Am I a radical environmentalists? Nope. But my theology about creation care and sustainability would most likely be seen by many (especially in the US) as radical. I agree, there is certainly a religious-like element to much of the environmental movement, and as Christians it’s important that we don’t confuse theology with environmental ideology. But too many Christians, in their attempt to find a “war on Christianity”, are radicalizing theology to the point that it ends up denying the very scriptural basis it claims to hold dear.
As followers of Jesus, one of the biggest mistakes we can make is to define our theology and design our praxis as a reaction to the world rather than in response to Christ.
Thanks for the post, Jason. This needs much more discussion – not in the radical style of the video, but from a deep understanding of what it means to “till and to keep”, to be stewards of all that God created.
Thanks for the comments Andy!
My point in posting this is to show that conversation about
environmental crisis is difficult – if not sometimes impossible between
Left and Right cultural contexts (it’s really not but it seems that way
at times). It’s a cross cultural conversation and we need to be aware of
this. Also it’s not a black and white conversation. I think the

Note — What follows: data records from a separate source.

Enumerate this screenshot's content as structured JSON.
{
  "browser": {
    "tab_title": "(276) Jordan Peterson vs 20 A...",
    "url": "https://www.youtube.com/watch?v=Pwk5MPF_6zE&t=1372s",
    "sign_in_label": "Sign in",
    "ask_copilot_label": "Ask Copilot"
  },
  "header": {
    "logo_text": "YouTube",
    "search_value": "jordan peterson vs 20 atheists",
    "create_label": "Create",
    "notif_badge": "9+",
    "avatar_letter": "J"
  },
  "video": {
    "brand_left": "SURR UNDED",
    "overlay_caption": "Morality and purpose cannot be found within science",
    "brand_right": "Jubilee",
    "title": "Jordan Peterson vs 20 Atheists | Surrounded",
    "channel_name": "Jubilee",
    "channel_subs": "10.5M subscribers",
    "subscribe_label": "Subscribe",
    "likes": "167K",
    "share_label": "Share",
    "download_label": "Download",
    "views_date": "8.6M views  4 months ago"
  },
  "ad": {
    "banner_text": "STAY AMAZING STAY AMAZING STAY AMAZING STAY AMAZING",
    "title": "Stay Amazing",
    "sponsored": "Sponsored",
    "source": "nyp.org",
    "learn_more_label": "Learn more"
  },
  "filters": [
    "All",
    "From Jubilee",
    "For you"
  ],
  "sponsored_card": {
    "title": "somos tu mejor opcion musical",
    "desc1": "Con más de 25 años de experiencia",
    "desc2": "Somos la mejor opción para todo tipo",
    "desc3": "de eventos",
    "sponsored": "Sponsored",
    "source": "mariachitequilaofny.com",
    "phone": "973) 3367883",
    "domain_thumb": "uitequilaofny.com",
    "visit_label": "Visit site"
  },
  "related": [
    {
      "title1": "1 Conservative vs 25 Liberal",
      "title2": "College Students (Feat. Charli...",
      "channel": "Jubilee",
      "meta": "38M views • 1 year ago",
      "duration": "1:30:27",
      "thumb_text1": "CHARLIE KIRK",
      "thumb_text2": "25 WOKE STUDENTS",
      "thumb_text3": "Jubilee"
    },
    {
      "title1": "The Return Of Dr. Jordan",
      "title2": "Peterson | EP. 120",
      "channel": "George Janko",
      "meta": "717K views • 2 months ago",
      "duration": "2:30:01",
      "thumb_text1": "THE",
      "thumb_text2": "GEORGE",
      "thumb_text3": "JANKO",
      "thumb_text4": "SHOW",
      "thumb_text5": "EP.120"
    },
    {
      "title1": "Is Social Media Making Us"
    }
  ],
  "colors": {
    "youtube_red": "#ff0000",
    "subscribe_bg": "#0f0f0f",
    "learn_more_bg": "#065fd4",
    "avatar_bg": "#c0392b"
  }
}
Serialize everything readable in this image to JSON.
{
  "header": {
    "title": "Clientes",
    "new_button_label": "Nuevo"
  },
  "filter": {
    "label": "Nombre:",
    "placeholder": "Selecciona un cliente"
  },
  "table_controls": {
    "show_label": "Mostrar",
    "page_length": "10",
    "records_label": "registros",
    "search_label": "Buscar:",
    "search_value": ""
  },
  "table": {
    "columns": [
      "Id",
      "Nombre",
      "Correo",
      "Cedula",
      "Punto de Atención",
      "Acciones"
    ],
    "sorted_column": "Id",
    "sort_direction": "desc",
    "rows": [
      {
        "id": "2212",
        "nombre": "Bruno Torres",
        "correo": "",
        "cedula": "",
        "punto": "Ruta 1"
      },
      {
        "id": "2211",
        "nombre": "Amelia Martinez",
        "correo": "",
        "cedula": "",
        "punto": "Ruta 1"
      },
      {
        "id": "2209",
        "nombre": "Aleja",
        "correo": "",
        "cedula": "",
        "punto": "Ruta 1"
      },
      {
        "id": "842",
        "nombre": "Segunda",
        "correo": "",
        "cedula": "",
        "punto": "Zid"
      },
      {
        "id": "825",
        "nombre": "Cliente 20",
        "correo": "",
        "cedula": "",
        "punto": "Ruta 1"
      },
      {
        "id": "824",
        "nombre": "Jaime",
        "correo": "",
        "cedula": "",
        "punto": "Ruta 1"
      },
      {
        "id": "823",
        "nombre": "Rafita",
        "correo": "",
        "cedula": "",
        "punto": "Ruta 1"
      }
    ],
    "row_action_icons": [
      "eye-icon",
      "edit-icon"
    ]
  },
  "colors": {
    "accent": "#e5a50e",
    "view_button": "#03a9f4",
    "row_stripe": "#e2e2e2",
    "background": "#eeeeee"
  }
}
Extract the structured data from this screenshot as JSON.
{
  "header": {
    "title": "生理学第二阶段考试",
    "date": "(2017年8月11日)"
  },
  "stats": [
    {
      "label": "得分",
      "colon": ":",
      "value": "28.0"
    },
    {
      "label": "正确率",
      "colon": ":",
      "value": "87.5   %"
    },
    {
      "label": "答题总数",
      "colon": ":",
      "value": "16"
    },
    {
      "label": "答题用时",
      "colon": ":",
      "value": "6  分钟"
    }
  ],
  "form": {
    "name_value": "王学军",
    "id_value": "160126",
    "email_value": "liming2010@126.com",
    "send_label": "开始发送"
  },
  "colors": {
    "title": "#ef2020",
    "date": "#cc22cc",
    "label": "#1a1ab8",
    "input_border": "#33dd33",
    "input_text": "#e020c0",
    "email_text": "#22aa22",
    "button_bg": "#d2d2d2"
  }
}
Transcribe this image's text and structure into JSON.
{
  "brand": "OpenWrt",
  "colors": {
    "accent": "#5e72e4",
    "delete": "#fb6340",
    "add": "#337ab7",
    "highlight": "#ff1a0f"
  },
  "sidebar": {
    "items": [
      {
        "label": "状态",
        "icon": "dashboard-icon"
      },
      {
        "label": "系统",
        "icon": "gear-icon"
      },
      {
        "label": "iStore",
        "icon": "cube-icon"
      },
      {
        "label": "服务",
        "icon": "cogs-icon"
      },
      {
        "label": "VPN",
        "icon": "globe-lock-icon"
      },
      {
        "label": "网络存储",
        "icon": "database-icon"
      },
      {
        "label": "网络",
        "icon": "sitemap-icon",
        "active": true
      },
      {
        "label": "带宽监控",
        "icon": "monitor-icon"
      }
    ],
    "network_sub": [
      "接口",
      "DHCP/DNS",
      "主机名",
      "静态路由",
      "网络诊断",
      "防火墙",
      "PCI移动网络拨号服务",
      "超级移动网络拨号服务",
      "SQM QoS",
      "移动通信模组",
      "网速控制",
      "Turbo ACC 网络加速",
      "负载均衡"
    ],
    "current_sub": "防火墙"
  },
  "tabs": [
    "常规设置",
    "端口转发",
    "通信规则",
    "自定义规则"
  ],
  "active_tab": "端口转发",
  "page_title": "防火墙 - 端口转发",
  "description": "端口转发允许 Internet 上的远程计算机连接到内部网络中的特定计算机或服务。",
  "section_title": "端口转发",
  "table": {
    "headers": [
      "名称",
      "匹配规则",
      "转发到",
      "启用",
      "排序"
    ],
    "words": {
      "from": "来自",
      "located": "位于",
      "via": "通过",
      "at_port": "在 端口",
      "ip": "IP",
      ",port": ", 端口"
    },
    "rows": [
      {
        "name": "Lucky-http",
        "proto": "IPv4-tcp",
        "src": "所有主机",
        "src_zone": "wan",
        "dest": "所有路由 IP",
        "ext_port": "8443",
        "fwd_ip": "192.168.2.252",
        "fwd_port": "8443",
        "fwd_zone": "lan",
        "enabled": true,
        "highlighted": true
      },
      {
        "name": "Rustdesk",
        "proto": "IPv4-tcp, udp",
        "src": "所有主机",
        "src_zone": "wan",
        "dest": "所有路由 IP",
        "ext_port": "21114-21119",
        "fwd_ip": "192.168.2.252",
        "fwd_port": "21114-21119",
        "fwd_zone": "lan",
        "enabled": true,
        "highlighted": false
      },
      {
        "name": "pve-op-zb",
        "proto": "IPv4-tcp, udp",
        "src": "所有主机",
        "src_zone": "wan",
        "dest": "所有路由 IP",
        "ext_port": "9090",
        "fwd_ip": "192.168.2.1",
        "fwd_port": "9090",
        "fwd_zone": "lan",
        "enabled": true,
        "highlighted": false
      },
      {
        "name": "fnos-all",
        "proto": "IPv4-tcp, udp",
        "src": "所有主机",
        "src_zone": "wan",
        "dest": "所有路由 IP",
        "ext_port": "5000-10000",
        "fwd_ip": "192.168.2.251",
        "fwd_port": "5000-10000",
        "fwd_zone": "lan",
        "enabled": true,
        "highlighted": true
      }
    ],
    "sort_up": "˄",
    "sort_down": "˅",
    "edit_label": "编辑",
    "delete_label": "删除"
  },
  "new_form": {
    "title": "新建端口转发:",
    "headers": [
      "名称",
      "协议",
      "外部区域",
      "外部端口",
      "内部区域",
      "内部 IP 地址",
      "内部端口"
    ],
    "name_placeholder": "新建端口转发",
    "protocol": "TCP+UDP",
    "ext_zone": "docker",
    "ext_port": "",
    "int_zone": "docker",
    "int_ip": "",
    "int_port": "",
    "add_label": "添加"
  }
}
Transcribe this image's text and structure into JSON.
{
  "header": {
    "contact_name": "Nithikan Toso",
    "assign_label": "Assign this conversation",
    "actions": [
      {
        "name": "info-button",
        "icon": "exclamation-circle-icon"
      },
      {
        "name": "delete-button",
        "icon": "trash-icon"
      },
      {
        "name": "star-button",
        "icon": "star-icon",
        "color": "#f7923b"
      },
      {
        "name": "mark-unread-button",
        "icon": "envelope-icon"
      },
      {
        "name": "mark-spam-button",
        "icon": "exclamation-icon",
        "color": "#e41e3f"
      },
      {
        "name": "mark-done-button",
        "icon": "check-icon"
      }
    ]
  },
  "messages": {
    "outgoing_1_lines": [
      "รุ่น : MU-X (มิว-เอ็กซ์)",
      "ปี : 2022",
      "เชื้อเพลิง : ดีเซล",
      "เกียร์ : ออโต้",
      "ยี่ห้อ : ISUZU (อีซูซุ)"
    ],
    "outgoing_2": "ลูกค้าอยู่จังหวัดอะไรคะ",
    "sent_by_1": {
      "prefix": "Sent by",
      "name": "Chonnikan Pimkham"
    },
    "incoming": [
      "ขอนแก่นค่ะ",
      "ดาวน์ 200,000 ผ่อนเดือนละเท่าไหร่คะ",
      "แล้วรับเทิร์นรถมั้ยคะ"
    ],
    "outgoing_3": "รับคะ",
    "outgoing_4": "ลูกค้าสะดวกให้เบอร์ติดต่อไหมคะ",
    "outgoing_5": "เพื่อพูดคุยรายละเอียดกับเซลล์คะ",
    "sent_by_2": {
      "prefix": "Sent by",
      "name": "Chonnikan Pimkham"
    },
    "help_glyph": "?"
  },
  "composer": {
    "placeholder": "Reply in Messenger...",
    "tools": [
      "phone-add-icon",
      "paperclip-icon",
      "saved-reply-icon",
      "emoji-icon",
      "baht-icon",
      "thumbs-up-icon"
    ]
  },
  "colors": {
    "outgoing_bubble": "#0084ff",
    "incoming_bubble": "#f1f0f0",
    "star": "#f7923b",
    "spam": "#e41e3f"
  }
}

producer of this video brings up some critical points about extremist
environmentalism – especially because some of these views are being
increasingly considered as normative – even in Christian theology – namely how humans are just another evolutionary animal without any rights to leadership within Creation (because we’re such screw ups) or uniqueness before GOD. But I don’t take this film producers view as a
fully holistic response to what is happening today -especially as many Christians still refuse to see the relevance or spiritual significance of the earth or their own bodies. Still – much of
what I hear coming out of the Christian Creation Care movement is
focused on changing legislation -but I believe if we want radical
solutions – we need to start by personally unhinging from the global
industrial economy -by crafting a new culture of local living. Culture
leads politics, not the other way around. Until we do – I think much of
our talk about radical solutions is too dependent on legislative and technological magic bullets. We’re
trying to create a post-carbon world while still depending on the global
economy as it is – it’s not going to work that way in my opinion. Like you said – the
conversation needs to go deeper within the Christian community – and I
think we need to go beyond yelling over the fence to understanding why
each side views the issues so differently. Let’s dream up ways to get
more conversations rolling. -shalom bro!